“I had treatment last year and I want to give something back.”
A trial looking at a way to prevent lymphoedema after surgery to remove the lymph nodes under your arm (PLACE)
Please note - this trial is no longer recruiting patients. We hope to add results when they are available.
This trial is trying to find out if wearing an elastic sleeve (external compression) helps to stop early signs of swelling in the arm developing into lymphoedema after surgery for breast cancer.
Surgery is often the first treatment for breast cancer. If the cancer has spread to your lymph nodes, your surgeon may remove all the nodes under your arm. This is called an axillary clearance. If you have an axillary clearance, the normal fluid drainage channels of the lymphatic system may become blocked. Fluid does not drain in the normal way and the arm can become swollen. This is called
More than half of those who have some arm swelling in the first few months after surgery will develop lymphoedema within the next 2 years. In this trial, the researchers describe lymphoedema as your swollen arm being at least 10% bigger than it was before surgery.
The standard care for early signs of arm swelling would be for your specialist to give you information about lymphoedema and to monitor you closely. They can teach you ways of reducing your risk of lymphoedema, such as positioning your arm and gentle exercises. But researchers want to see if treating this early swelling with external compression helps women more than standard care. External compression involves wearing an elastic sleeve each day and is already used to treat lymphoedema.
The aim of the trial is to see if treating early signs of arm swelling with external compression reduces the number of women who go on to develop lymphoedema.
Who can enter
You can enter this trial if you
- Have been diagnosed with breast cancer and have had surgery to remove the lymph nodes under your arm (axillary clearance) in the last 9 months
- Had the arm on the affected side measured before surgery, and it is now between 4% and 9% bigger
- Are a woman aged between 18 and 90
You cannot enter this trial if you
- Have breast cancer that could not be removed with surgery or has spread outside the breast and lymph nodes under your arm
- Did not have any arm measurements taken before having surgery
- Have had radiotherapy to the area under your arm (the axilla)
- Have had an axillary clearance or radiotherapy to the breast or chest wall in the past
- Are taking part in another clinical trial that could affect the results of this study
- Are pregnant
The trial will recruit about 270 women in the UK. It is a randomised trial. The people taking part are put into groups by a computer. Neither you nor your doctor will be able to decide which group you are in.
Women in group 1 have standard treatment for arm swelling. This includes teaching you some exercises and how to position and massage your arm.
Women in group 2 have the same treatment, but they will also have an elastic sleeve that they will be asked to wear for at least 6 hours every day for a year. The trial team will work out the size of sleeve you need. And they will advise you about how to put the sleeve on, take it off and look after it.
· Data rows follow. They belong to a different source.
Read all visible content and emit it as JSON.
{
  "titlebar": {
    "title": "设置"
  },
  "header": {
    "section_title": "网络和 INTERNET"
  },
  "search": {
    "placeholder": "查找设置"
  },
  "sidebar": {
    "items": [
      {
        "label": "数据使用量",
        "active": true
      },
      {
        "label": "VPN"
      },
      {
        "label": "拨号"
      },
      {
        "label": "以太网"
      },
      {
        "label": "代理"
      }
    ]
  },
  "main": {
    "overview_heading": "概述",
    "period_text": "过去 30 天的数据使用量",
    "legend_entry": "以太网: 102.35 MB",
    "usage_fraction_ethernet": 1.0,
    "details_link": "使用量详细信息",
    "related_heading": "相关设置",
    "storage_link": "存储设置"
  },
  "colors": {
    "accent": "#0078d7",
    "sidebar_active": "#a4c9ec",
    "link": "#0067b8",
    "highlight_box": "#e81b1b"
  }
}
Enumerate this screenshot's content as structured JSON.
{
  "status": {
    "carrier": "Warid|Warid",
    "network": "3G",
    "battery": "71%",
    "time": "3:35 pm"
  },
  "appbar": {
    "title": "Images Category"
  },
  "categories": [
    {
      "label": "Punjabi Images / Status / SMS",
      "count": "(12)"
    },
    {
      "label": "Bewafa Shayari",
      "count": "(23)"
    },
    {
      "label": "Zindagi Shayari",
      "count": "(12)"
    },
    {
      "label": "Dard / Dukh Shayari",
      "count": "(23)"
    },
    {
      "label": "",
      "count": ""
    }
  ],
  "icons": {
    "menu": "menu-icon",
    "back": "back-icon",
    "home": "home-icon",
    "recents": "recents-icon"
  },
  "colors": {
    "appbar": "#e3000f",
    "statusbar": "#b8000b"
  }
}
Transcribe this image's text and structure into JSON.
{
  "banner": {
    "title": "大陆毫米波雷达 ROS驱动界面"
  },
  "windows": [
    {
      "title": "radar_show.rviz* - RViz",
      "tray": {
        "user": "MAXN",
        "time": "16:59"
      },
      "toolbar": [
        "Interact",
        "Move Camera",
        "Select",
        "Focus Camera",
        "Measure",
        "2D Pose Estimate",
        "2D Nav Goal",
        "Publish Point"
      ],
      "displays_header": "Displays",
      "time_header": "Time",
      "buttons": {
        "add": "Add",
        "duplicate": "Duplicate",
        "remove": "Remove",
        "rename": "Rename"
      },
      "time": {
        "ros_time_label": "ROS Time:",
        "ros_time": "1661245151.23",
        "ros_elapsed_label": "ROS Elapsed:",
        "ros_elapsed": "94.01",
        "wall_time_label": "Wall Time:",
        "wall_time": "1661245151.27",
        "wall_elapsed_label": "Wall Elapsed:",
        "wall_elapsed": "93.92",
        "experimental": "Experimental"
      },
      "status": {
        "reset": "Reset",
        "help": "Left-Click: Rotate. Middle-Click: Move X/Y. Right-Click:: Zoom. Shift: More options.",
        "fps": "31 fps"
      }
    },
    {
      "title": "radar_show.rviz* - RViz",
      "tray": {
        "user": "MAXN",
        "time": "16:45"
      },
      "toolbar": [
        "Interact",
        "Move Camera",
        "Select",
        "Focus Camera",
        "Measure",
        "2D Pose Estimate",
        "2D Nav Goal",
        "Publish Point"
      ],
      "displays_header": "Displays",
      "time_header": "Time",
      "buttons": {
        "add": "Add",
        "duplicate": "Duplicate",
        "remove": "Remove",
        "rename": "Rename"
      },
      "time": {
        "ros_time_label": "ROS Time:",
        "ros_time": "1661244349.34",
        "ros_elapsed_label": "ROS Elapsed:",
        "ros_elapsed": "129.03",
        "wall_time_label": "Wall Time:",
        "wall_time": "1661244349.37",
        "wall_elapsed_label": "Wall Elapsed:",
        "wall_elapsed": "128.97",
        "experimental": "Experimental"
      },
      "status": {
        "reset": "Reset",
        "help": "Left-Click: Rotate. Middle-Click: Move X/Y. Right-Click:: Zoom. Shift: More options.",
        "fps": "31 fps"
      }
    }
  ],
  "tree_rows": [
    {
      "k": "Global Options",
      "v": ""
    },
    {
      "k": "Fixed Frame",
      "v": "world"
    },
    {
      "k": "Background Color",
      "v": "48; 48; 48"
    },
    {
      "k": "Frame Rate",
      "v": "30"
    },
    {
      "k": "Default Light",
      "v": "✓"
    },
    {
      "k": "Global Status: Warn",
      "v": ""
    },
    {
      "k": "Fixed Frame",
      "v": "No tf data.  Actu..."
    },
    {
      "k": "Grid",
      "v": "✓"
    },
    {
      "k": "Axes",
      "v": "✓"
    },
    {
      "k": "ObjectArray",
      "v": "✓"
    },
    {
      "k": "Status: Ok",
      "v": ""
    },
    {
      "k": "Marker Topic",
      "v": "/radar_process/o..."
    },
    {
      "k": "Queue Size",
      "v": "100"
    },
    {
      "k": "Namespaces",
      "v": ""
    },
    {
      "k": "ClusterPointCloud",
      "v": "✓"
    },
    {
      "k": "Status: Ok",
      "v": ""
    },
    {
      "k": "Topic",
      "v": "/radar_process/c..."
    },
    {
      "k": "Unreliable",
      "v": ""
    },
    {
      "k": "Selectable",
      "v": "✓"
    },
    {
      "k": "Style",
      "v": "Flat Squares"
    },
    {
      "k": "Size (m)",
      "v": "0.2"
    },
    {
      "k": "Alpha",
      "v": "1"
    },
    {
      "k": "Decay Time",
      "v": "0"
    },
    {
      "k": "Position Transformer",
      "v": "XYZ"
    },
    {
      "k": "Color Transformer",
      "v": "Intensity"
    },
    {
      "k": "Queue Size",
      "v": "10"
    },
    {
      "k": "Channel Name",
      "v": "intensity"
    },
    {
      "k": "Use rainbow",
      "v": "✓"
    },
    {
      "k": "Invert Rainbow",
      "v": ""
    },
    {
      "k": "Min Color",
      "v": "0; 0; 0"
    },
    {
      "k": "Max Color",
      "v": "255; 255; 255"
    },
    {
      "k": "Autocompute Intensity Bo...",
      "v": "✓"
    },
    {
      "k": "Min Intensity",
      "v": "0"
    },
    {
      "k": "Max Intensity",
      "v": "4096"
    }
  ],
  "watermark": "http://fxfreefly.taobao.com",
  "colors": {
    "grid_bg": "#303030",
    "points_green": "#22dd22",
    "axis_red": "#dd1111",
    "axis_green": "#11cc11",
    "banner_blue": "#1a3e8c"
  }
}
You will be asked to fill out a questionnaire at the beginning of the trial and then
- After 3 months and 6 months
- Every 6 months for the next year and a half
- Every year for the following 3 years
The questionnaire will ask how you have been feeling. This is called a quality of life study. There will also be some questions about how your swollen arm affects your daily life.
The researchers will ask your permission to take a blood sample. They may use this to study your DNA to learn more about which
At the beginning of the trial, a member of the trial team will measure your arm using a machine called a ‘perometer’. This is a scan using 2 infra red lights directed at your arm. It takes measurements that can show if your arm has changed in size.
Women in both groups will see the trial team
- Every 3 months for 18 months
- Once more 6 months later
- Then once a year for the next 3 years
They will measure both your arms each time using the perometer. If at any time this shows your arm has increased in size by 10% or more, a specialist lymphoedema nurse will talk to you about having more treatment.
Wearing a sleeve can make your skin dry. The trial team will advise you to put moisturiser on your arm each day after removing the sleeve.
How to join a clinical trial
Professor Nigel Bundred
NIHR Clinical Research Network: Cancer
University of Manchester